Eating disorders are complex mental health conditions characterized by an unhealthy preoccupation with food, body weight, and body image. They can have severe physical and psychological consequences, so it’s important to be aware of common symptoms to watch for in yourself or others. Here are all the Common Eating Disorder Symptoms.
What is an Eating Disorder?
Eating disorders are serious mental health conditions characterized by unhealthy attitudes and behaviours related to food, eating, and body image. They encompass a range of conditions, including anorexia nervosa, bulimia nervosa, and binge-eating disorder.
People with eating disorders may exhibit extreme patterns of eating, such as severe restriction of food intake, compulsive overeating, or purging behaviours like vomiting or excessive exercise to control their weight.
These disorders often result in physical and psychological harm, including malnutrition, organ damage, and emotional distress. They can affect individuals of any age, gender, or background, and early intervention and professional treatment are essential for recovery. Understanding the signs and symptoms of eating disorders is crucial for both identifying and supporting those who may be struggling with these complex conditions.
What are Eating Disorder Symptoms?
Several common eating disorder symptoms can manifest in individuals struggling with these conditions.
Drastic Changes in Eating Habits
One of the hallmark symptoms of an eating disorder is a significant and often unhealthy alteration in eating habits. This can include extreme food restriction, avoidance of entire food groups, or engaging in binge eating episodes, where large amounts of food are consumed in a short period with a perceived loss of control.
Preoccupation with Food and Weight
Individuals with eating disorders may have a constant, obsessive focus on food, calories, diets, or body weight. They might spend an inordinate amount of time thinking about what they can or cannot eat, calculating calories, and setting rigid rules for themselves.
Sudden and significant changes in body weight can be a red flag.
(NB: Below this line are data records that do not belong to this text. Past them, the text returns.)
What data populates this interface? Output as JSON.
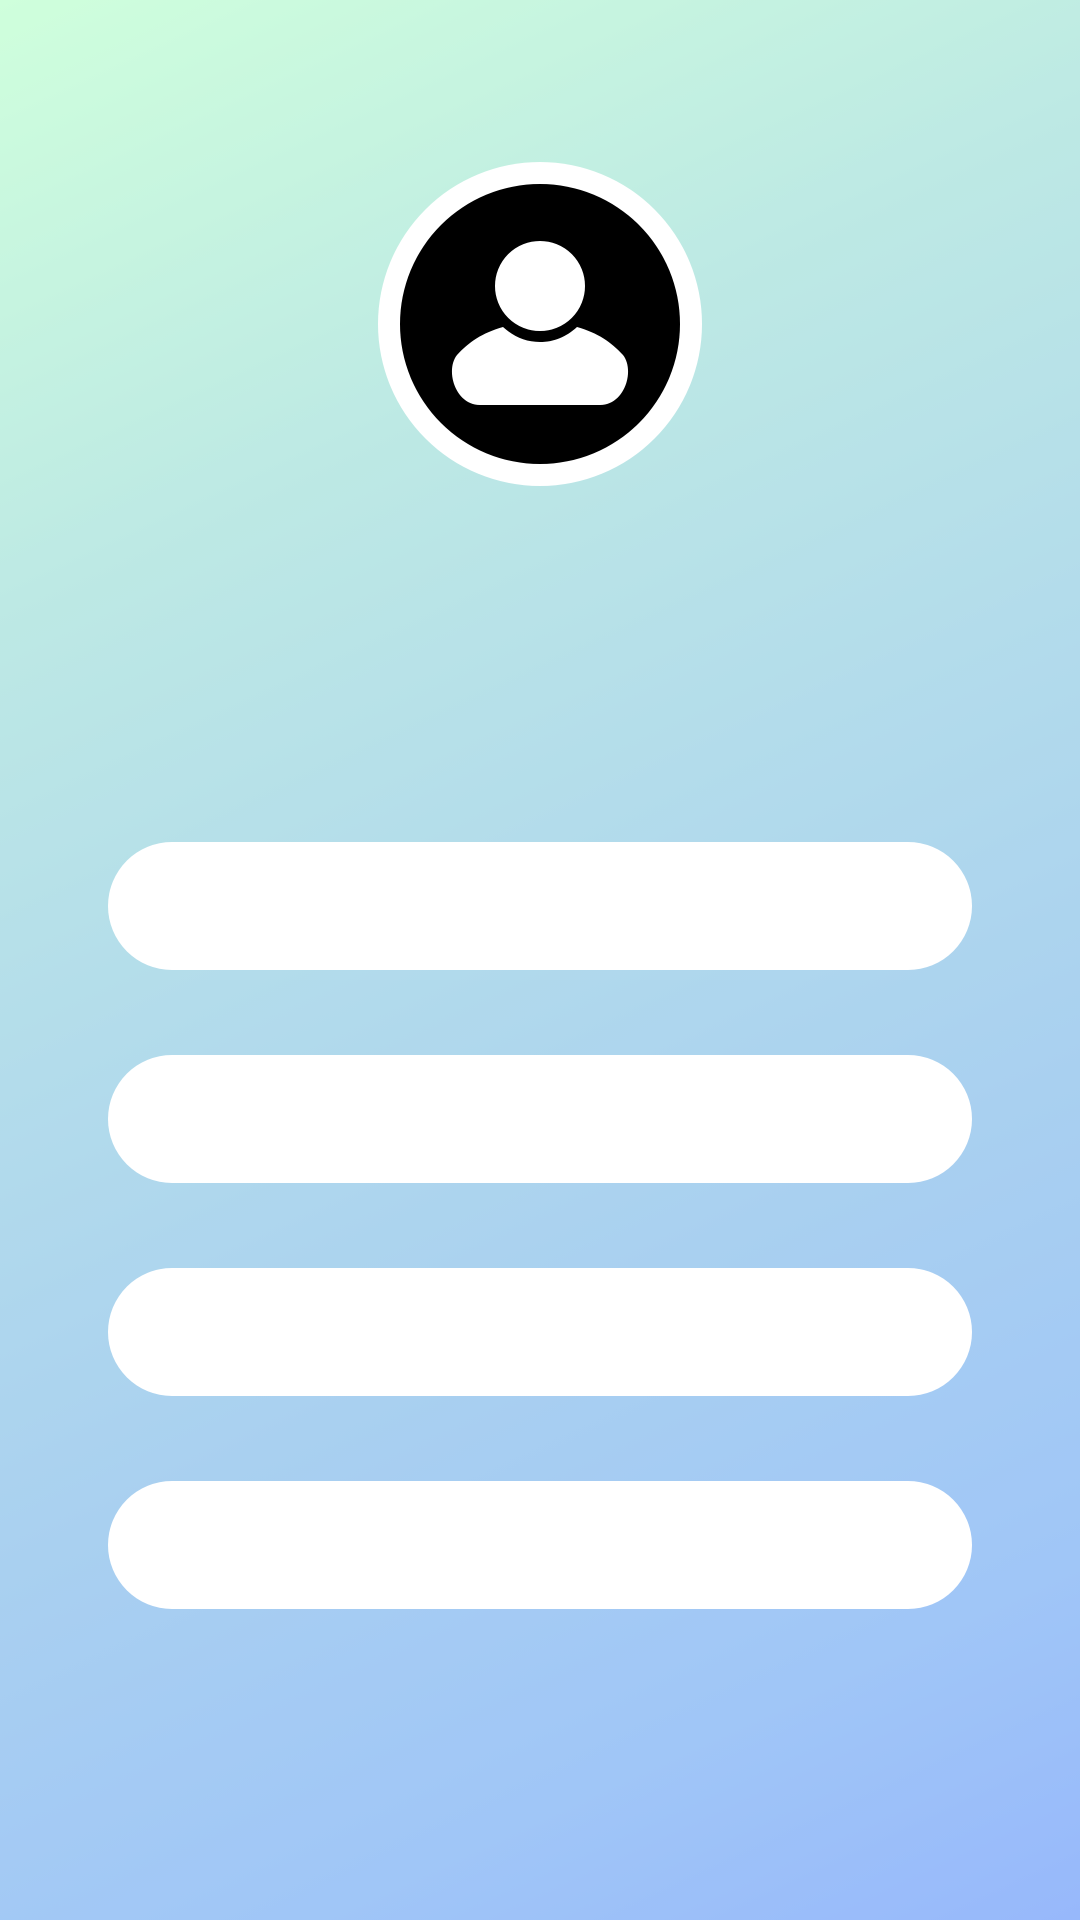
{
  "profile": {
    "avatar_icon": "user-silhouette-icon",
    "ring_color": "#ffffff",
    "avatar_bg": "#000000"
  },
  "fields": [
    {
      "value": ""
    },
    {
      "value": ""
    },
    {
      "value": ""
    },
    {
      "value": ""
    }
  ],
  "theme": {
    "gradient_start": "#cfffdc",
    "gradient_end": "#97b8fb",
    "field_bg": "#ffffff"
  }
}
This might involve rapid weight loss or, in some cases, weight gain, both of which occur without a clear medical explanation.
Eating disorders can lead to a range of physical symptoms, including extreme fatigue, weakness, dizziness, and feeling persistently cold. Gastrointestinal problems such as constipation and bloating are also common due to irregular eating habits and potentially purging behaviours.
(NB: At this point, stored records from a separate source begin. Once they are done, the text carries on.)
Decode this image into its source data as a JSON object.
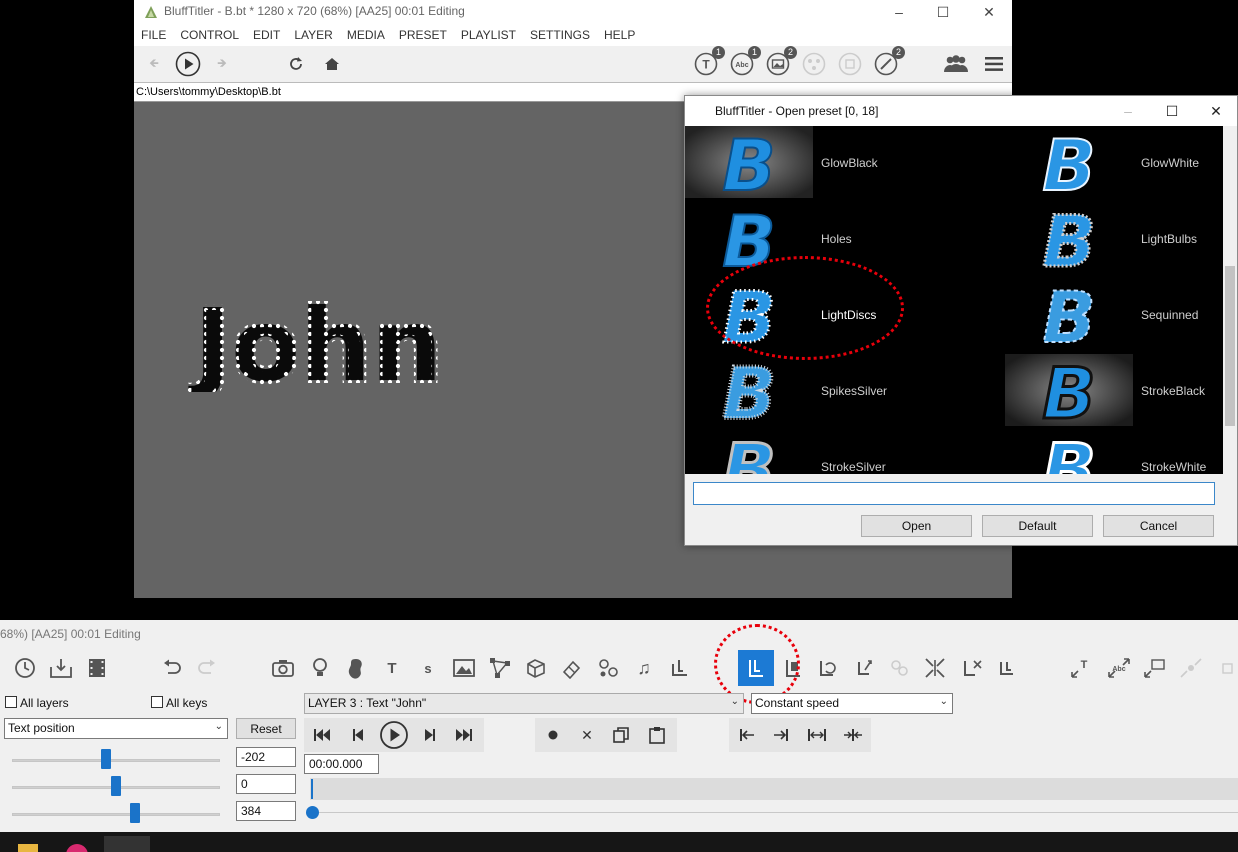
{
  "window": {
    "title": "BluffTitler - B.bt * 1280 x 720 (68%) [AA25] 00:01 Editing",
    "path": "C:\\Users\\tommy\\Desktop\\B.bt"
  },
  "menu": [
    "FILE",
    "CONTROL",
    "EDIT",
    "LAYER",
    "MEDIA",
    "PRESET",
    "PLAYLIST",
    "SETTINGS",
    "HELP"
  ],
  "toolbar_badges": [
    "1",
    "1",
    "2",
    "2"
  ],
  "preview": {
    "text": "John",
    "bg": "#646464"
  },
  "dialog": {
    "title": "BluffTitler - Open preset [0, 18]",
    "presets": [
      "GlowBlack",
      "GlowWhite",
      "Holes",
      "LightBulbs",
      "LightDiscs",
      "Sequinned",
      "SpikesSilver",
      "StrokeBlack",
      "StrokeSilver",
      "StrokeWhite"
    ],
    "selected": "LightDiscs",
    "search_value": "",
    "buttons": {
      "open": "Open",
      "default": "Default",
      "cancel": "Cancel"
    }
  },
  "bottom": {
    "title": "68%) [AA25] 00:01 Editing",
    "all_layers": "All layers",
    "all_keys": "All keys",
    "property": "Text position",
    "reset": "Reset",
    "layer": "LAYER 3  : Text \"John\"",
    "speed": "Constant speed",
    "values": [
      "-202",
      "0",
      "384"
    ],
    "time": "00:00.000"
  },
  "colors": {
    "accent": "#1a73c9",
    "annotation": "#e8000b"
  }
}
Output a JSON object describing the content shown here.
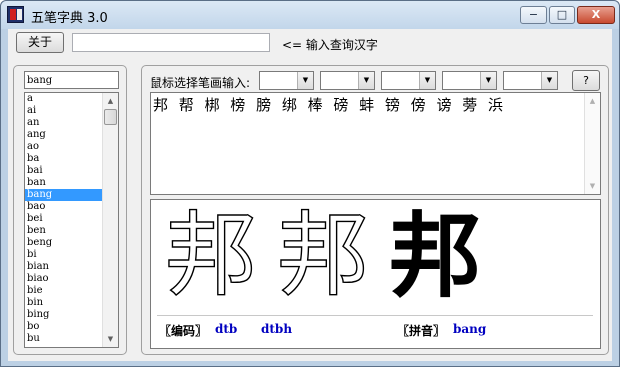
{
  "window": {
    "title": "五笔字典 3.0",
    "minimize_glyph": "−",
    "maximize_glyph": "□",
    "close_glyph": "X"
  },
  "toolbar": {
    "about_label": "关于",
    "query_value": "",
    "query_hint": "<= 输入查询汉字"
  },
  "pinyin": {
    "input_value": "bang",
    "items": [
      "a",
      "ai",
      "an",
      "ang",
      "ao",
      "ba",
      "bai",
      "ban",
      "bang",
      "bao",
      "bei",
      "ben",
      "beng",
      "bi",
      "bian",
      "biao",
      "bie",
      "bin",
      "bing",
      "bo",
      "bu"
    ],
    "selected": "bang"
  },
  "stroke": {
    "label": "鼠标选择笔画输入:",
    "selects": [
      "",
      "",
      "",
      "",
      ""
    ],
    "help_label": "?"
  },
  "result": {
    "characters": "邦 帮 梆 榜 膀 绑 棒 磅 蚌 镑 傍 谤 蒡 浜"
  },
  "glyph": {
    "character": "邦",
    "code_label": "〖编码〗",
    "codes": [
      "dtb",
      "dtbh"
    ],
    "pinyin_label": "〖拼音〗",
    "pinyin_value": "bang"
  },
  "icons": {
    "scroll_up": "▲",
    "scroll_down": "▼",
    "dropdown": "▼"
  }
}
Individuals with eating disorders often exhibit noticeable behavioural changes. This may include social withdrawal or avoidance of events and situations that involve food. Frequent trips to the bathroom during or after meals might indicate purging behaviours like vomiting or laxative use.
Changes in Eating Rituals
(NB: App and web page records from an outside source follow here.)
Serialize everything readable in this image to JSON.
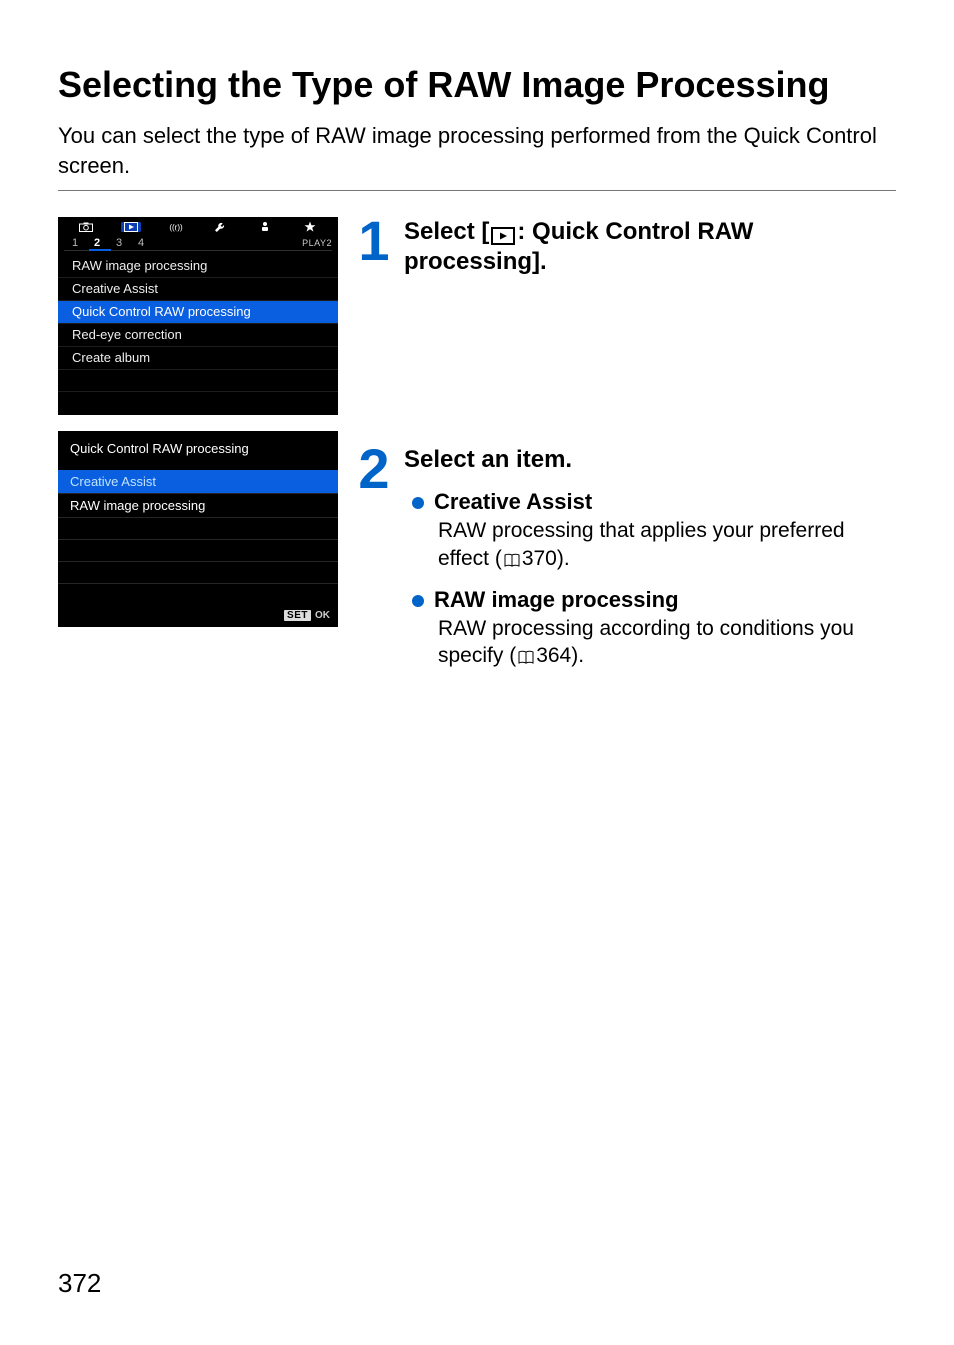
{
  "page": {
    "title": "Selecting the Type of RAW Image Processing",
    "intro": "You can select the type of RAW image processing performed from the Quick Control screen.",
    "page_number": "372"
  },
  "screen1": {
    "tabs": [
      "1",
      "2",
      "3",
      "4"
    ],
    "active_tab_index": 1,
    "tab_group_label": "PLAY2",
    "items": [
      {
        "label": "RAW image processing",
        "highlight": false
      },
      {
        "label": "Creative Assist",
        "highlight": false
      },
      {
        "label": "Quick Control RAW processing",
        "highlight": true
      },
      {
        "label": "Red-eye correction",
        "highlight": false
      },
      {
        "label": "Create album",
        "highlight": false
      }
    ]
  },
  "screen2": {
    "heading": "Quick Control RAW processing",
    "items": [
      {
        "label": "Creative Assist",
        "selected": true
      },
      {
        "label": "RAW image processing",
        "selected": false
      }
    ],
    "set_label": "SET",
    "ok_label": "OK"
  },
  "steps": {
    "one": {
      "num": "1",
      "prefix": "Select [",
      "suffix": ": Quick Control RAW processing]."
    },
    "two": {
      "num": "2",
      "heading": "Select an item.",
      "bullets": [
        {
          "title": "Creative Assist",
          "desc_before": "RAW processing that applies your preferred effect (",
          "page_ref": "370",
          "desc_after": ")."
        },
        {
          "title": "RAW image processing",
          "desc_before": "RAW processing according to conditions you specify (",
          "page_ref": "364",
          "desc_after": ")."
        }
      ]
    }
  }
}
Unusual eating rituals may become evident, such as cutting food into tiny pieces, pushing food around the plate without consuming much, or taking an extended time to finish a meal.
Secrecy and Hiding Food
People with eating disorders might consume food in secret, hoard or hide food in their living spaces, or dispose of it covertly to conceal their behaviours from others.
Many individuals with eating disorders engage in compulsive or excessive physical activity as a means to control weight or burn off calories, even when they are physically unwell.
Denial of the Severity of the Issue
A challenging aspect of eating disorders is that individuals often deny the gravity of their condition. They may not recognize or admit they have a problem, which can hinder their willingness to seek help.
Emotional and Psychological Signs
Eating disorders frequently lead to emotional and psychological distress, including mood swings, anxiety, depression, and irritability. A distorted body image and a profound dissatisfaction with one’s appearance are also common, contributing to low self-esteem and self-worth
How to Treat Eating Disorders?
The treatment of eating disorders typically involves a multi-faceted approach, addressing both the physical and psychological aspects of the condition. It often includes medical supervision to manage any immediate health concerns and restore normal weight and nutrition.
Psychotherapy, including cognitive-behavioural therapy and family-based therapy, is essential to address the underlying emotional and behavioural issues. Nutritional counselling helps individuals develop healthier relationships with food, while support from loved ones and support groups can be crucial.
In severe cases, hospitalization may be necessary. Successful treatment focuses on personalized plans and ongoing support, as recovery from eating disorders can be a challenging and long-term process.